Sometimes when you’re feeling negative and down, your mood can leak out and affect other people, even if you don’t intend it to. You were hired to make your boss’s and your team’s jobs easier, not harder.
People who spread negativity through their department and complain about the work or other people complicate things for everyone else. If people always have to tiptoe around you so as not to dislodge that massive chip on your shoulder, they are unlikely to be willing to do it for very long.
Low emotional intelligence (EQ).
Everyone knows that you can get fired for being unable or unwilling to play nicely with others, but what trips up a lot of people is having a poorly developed poker face. If everyone can tell when you’re bored or irritated or that you think something a colleague says is stupid, this will catch up with you.
Emotional outbursts, belittling others, shutting co-workers down when they speak, low self-awareness, and just generally being difficult are other ways that a lack of emotional intelligence will do great harm to your career.
Sucking up to your boss. Some people suck up to their boss and call it managing up, but that isn’t the case at all.
Sucking up has nothing to do with a real relationship built on respect; it is sneaky and underhanded. Suck-ups try to get ahead by stroking the boss’s ego instead of earning his or her favor.
That doesn’t go over well with colleagues who are trying to make it on merit. Yes, you want to bolster your relationship with your boss, but not by undermining your colleagues.
That’s the key distinction here. For a boss-employee relationship to work, it has to be based on authenticity.
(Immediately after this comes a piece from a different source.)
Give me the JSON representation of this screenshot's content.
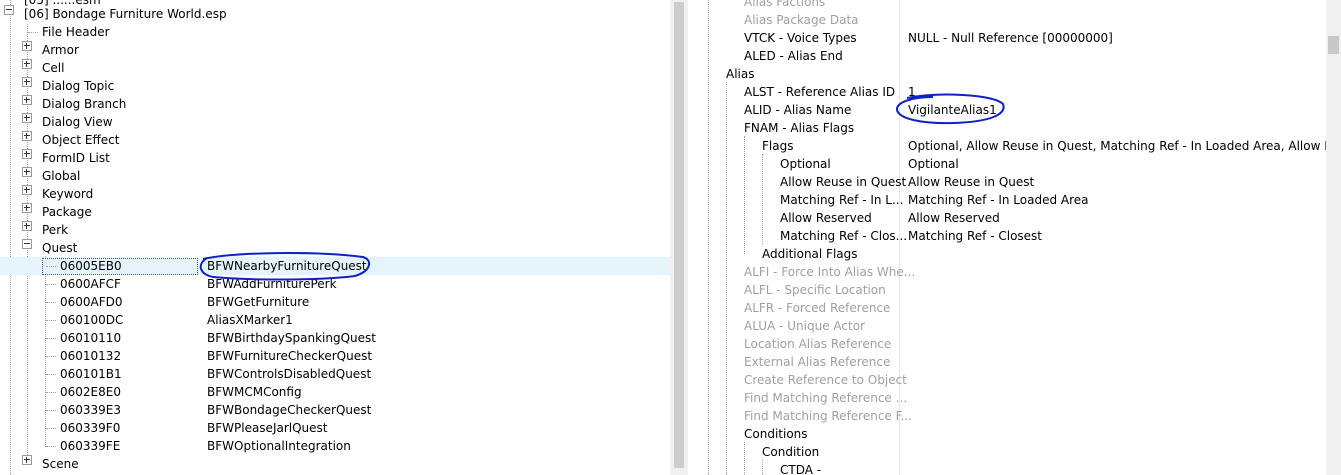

There’s no substitute for merit.
Working hard to build strong work relationships is very different from instigating conflict, choosing sides, undermining colleagues, spreading rumors, and all of the other things that fall under the umbrella of “playing politics.” Again, it comes down to authenticity.
If you find yourself sneaking around or if you’re embarrassed if some of your behind-the-scenes manipulations come to light, that’s politics. Stick to strategies you’d be proud to discuss in front of your colleagues.
Bringing it all together
A lot of people make the mistake of thinking that they can only damage their careers by making one huge misstep, but the reality is that it’s usually not that dramatic.
Travis Bradberry is the award-winning co-author of the #1 bestselling book, Emotional Intelligence 2.0, and the co-founder of TalentSmart, the world’s leading provider of emotional intelligence tests and training, serving more than 75% of Fortune 500 companies. His bestselling books have been translated into 25 languages and are available in more than 150 countries. Dr Bradberry has written for, or have been covered by, Newsweek, Businessweek, Fortune, Forbes, Fast Company, Inc., USA Today, The Wall Street Journal, The Washington Post, and Harvard Business Review.
Reposted with permission on Leaderonomics.com